The goal of any research paper, whether it is advancing an argument or not, is to inform. Research papers are primarily vehicles for conveying information, so quality research and credible sources are essential.
It is important to keep in mind that papers of this length and complexity should be written as part of a process and as a series of drafts. In other words, the expectation that a research paper can simply be hammered out in a single session, even an early draft, is unrealistic.
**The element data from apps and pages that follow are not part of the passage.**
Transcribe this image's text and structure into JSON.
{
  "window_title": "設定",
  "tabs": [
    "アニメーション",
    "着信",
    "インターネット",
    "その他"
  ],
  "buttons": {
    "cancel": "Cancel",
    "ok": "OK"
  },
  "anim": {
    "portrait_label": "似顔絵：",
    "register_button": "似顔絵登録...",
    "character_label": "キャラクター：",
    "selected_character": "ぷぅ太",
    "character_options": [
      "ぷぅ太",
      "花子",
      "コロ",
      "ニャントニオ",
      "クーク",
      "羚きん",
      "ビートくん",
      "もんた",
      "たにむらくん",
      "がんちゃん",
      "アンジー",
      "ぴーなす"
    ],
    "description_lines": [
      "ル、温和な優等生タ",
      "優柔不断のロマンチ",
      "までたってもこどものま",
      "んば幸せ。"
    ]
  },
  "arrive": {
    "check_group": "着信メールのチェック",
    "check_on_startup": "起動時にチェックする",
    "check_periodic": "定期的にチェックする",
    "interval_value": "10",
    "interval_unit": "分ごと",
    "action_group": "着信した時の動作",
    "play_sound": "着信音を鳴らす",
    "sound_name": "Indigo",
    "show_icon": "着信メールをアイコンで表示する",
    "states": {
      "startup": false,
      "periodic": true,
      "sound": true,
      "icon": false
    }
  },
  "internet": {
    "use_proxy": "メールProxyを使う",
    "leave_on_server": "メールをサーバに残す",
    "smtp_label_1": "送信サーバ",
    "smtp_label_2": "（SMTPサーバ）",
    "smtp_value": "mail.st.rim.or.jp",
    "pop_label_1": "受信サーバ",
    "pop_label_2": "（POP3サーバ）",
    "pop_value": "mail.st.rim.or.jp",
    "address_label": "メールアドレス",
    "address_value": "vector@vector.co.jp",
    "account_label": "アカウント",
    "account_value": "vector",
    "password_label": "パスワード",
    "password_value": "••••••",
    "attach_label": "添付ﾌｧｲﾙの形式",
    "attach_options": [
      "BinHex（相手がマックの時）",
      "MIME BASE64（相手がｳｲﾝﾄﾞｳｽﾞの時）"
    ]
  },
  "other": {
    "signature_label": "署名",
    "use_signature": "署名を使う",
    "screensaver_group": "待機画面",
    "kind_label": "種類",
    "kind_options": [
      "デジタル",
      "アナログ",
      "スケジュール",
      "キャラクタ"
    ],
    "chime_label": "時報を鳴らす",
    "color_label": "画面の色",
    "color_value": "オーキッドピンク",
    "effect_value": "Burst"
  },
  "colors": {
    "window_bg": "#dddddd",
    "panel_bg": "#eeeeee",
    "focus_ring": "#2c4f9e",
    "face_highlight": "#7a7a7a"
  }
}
Effective research papers progress through a series of stages that include
- topic selection, which involves identifying a topic, testing the topic (initial, quick review of available information), revising or narrowing the topic, brainstorming potential sources and research strategies/tools, and selecting potential search terms;
- research, gathering information from different kinds of sources/media through different research tools, assessing the credibility of the sources, cross checking the information for accuracy, and keeping track of where the information comes from through effective, accurate works cited page entries, parenthetical citations;
- drafting, organizing your research into a structure that facilitates communicating that information to your reader, deciding what information to include and what to exclude, determining your thesis/claim if your assignment calls for it, grouping like research into sections organized around reasons (if you have a claim) or topic sentences, and integrating your quotes and paraphrases with accurate attributions and parenthetical citations;
- revision, gathering feedback on your work, editing for sentence level errors (punctuation, grammar, language, etc.), reviewing use of research for accuracy and MLA style, assessing the structure of the paper for effectiveness, determining if the requirements of the assignment have been met, and making changes as needed.